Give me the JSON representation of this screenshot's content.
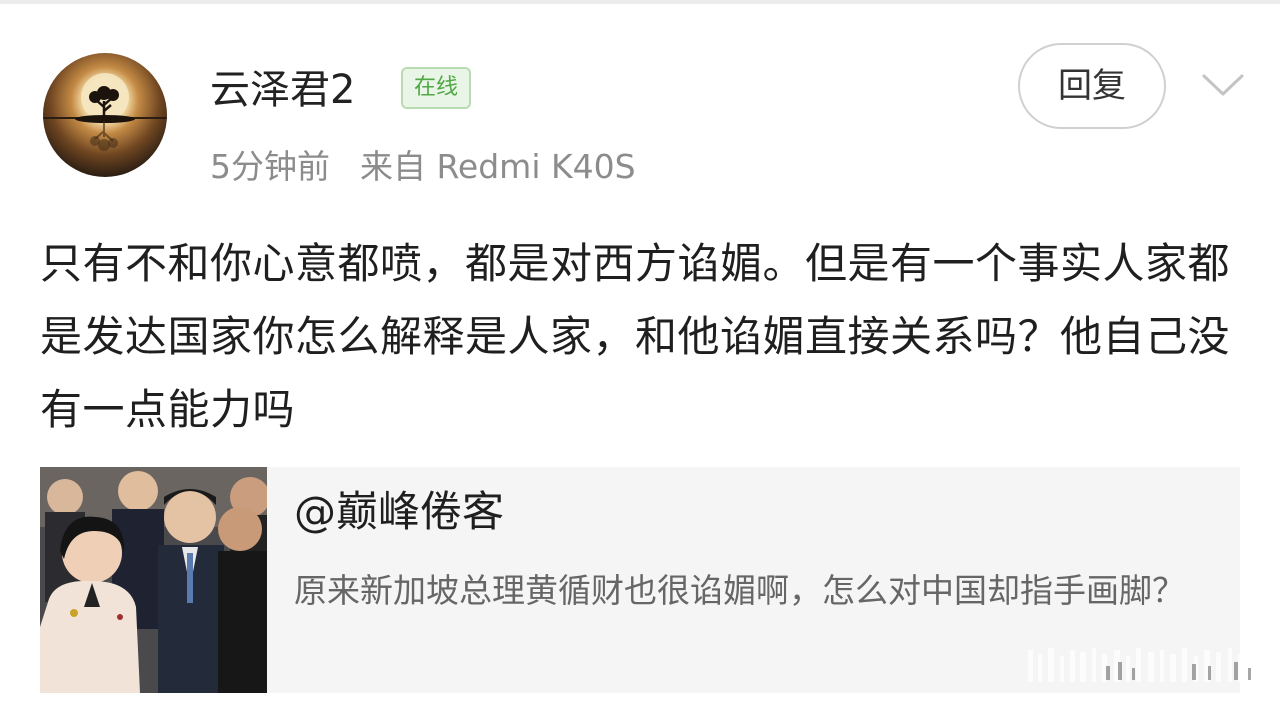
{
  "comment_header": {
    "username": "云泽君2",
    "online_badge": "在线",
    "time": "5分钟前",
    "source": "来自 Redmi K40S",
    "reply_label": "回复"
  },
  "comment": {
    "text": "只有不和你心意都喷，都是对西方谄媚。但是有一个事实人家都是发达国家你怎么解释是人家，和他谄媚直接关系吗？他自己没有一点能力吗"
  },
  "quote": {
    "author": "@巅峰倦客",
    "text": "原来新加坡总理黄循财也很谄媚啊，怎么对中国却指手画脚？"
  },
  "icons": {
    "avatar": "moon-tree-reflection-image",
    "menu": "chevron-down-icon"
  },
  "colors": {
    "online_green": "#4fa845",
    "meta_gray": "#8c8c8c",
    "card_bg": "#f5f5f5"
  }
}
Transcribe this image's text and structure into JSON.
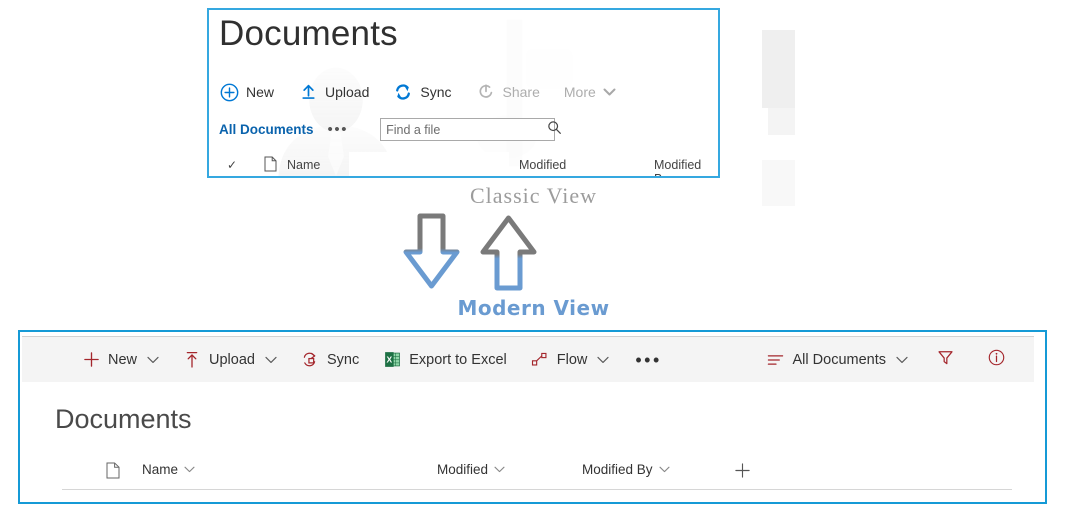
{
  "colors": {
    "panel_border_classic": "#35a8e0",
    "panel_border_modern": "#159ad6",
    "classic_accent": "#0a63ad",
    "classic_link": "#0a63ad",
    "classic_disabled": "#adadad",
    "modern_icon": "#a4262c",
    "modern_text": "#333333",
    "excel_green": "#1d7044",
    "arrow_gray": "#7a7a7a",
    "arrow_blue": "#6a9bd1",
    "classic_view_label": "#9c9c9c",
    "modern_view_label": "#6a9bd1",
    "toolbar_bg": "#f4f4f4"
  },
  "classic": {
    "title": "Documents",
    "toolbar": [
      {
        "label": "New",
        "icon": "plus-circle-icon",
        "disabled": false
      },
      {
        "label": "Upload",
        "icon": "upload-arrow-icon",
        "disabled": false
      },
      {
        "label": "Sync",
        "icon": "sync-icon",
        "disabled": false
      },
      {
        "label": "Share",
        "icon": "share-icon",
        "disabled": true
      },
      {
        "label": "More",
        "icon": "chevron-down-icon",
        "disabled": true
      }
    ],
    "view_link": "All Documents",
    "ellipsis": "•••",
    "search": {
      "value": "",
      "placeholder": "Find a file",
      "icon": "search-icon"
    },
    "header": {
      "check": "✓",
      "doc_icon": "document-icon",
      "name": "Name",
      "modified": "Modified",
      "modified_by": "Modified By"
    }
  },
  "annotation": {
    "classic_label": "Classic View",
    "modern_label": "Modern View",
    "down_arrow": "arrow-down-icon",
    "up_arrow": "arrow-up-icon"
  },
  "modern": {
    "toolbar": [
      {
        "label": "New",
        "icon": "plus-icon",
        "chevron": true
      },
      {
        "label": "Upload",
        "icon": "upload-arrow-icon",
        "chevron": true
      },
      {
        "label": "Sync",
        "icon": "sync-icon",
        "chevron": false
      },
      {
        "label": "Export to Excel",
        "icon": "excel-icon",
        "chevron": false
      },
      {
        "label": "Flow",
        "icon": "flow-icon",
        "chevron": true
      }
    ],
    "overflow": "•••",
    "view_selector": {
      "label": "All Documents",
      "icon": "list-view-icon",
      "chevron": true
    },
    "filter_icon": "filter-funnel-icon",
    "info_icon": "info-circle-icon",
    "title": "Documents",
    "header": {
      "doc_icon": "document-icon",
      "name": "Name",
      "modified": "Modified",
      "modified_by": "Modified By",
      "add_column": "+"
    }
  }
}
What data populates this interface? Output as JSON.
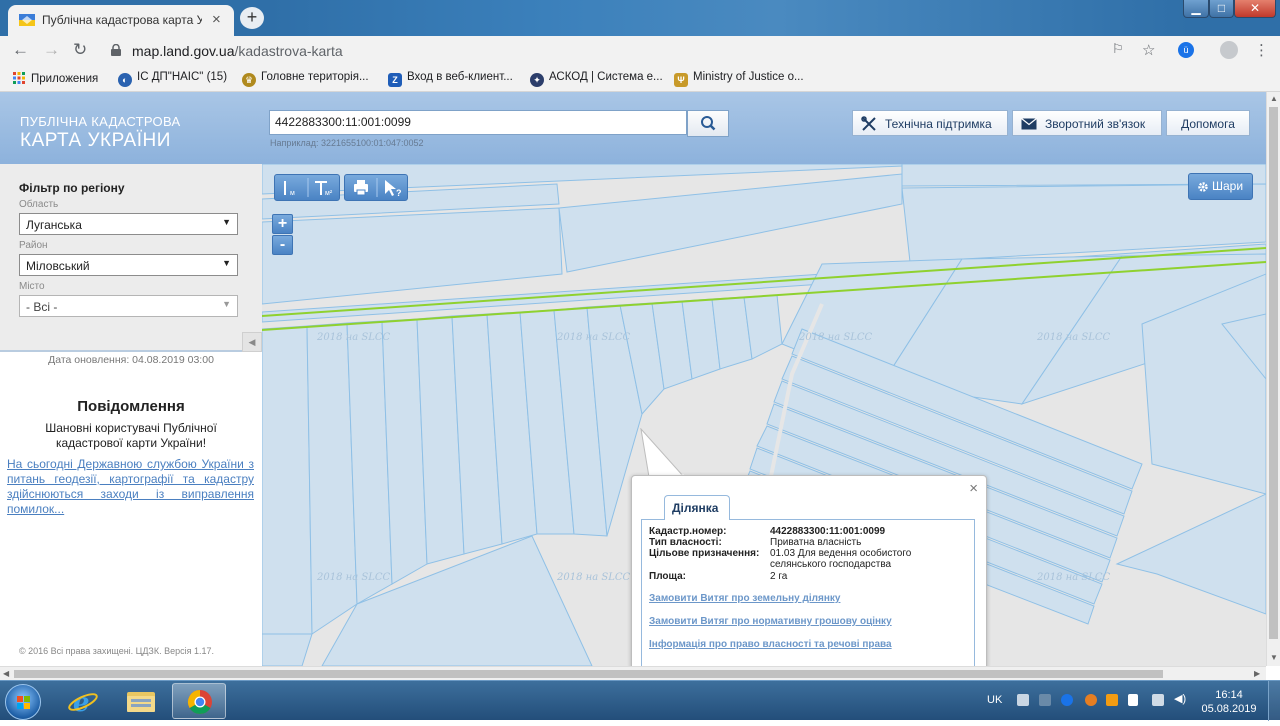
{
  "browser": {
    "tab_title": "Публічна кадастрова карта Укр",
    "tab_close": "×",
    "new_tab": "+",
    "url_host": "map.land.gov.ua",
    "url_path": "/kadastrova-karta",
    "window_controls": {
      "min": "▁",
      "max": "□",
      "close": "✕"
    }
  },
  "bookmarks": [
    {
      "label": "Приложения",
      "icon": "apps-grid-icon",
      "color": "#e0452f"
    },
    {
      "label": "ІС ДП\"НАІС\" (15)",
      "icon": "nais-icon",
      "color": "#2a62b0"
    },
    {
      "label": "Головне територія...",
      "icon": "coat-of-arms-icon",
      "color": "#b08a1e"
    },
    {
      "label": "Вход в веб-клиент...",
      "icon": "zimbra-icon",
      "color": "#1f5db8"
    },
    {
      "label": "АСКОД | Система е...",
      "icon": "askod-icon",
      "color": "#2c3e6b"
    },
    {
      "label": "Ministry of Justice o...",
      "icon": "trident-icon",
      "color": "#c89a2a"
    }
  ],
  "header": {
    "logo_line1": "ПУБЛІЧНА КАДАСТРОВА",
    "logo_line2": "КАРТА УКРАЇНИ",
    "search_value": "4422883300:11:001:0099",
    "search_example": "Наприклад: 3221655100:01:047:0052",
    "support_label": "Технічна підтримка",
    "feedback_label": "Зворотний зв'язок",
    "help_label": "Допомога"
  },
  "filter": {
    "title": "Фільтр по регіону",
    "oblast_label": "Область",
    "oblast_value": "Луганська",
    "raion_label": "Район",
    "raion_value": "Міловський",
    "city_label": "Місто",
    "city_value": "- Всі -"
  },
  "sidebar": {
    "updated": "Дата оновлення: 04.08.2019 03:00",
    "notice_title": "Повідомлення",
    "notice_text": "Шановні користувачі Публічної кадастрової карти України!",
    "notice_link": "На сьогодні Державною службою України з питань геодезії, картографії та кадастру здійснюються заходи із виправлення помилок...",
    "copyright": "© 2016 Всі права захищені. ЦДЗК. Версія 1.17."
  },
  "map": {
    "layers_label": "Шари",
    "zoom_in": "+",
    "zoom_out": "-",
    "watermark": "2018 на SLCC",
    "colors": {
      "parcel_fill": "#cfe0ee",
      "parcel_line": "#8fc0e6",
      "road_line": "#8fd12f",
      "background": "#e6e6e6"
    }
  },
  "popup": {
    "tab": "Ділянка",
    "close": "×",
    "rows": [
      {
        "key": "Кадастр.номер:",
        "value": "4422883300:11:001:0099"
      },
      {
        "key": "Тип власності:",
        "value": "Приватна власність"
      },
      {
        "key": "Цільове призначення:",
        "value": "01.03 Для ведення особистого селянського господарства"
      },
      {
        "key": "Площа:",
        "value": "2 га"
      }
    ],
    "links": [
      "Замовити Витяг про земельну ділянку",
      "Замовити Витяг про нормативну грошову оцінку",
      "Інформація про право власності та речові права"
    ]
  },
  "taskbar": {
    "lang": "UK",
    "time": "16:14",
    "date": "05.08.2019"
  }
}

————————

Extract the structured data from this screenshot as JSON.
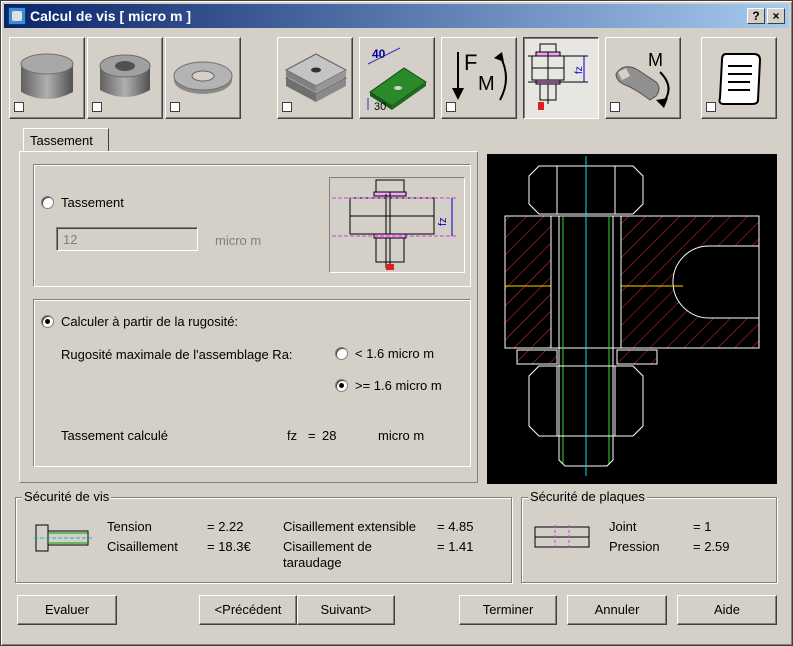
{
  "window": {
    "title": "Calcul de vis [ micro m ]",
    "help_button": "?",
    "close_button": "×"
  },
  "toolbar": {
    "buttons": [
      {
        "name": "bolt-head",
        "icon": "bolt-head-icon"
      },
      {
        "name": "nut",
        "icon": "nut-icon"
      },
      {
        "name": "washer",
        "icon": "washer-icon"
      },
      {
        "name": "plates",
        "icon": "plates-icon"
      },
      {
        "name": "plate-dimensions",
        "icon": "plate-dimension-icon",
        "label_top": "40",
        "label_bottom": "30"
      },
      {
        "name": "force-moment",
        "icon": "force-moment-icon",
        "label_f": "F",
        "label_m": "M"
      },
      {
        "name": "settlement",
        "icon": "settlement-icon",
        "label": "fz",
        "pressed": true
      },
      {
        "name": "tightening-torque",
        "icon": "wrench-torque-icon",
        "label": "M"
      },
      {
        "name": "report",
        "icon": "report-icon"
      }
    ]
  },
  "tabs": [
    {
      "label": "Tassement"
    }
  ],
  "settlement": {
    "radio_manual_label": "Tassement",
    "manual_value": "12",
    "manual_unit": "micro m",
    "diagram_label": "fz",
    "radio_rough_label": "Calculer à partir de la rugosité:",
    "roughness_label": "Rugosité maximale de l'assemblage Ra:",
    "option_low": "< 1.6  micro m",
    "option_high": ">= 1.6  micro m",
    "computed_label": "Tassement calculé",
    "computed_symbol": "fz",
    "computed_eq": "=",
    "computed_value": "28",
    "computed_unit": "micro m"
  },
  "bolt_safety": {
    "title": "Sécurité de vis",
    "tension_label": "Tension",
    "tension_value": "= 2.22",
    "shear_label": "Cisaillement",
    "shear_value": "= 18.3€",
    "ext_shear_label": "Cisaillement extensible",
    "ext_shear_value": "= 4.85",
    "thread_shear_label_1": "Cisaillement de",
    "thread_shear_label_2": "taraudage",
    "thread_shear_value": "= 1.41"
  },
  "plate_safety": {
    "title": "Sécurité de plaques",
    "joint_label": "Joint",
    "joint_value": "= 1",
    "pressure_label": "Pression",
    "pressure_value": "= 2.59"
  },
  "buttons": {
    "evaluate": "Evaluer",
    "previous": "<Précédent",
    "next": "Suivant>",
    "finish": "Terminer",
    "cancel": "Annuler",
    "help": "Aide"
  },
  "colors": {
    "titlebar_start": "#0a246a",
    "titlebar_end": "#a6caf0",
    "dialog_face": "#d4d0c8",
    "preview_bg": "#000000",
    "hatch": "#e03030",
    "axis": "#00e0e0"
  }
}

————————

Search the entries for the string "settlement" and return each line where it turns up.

        "name": "settlement",
        "icon": "settlement-icon",
  "settlement": {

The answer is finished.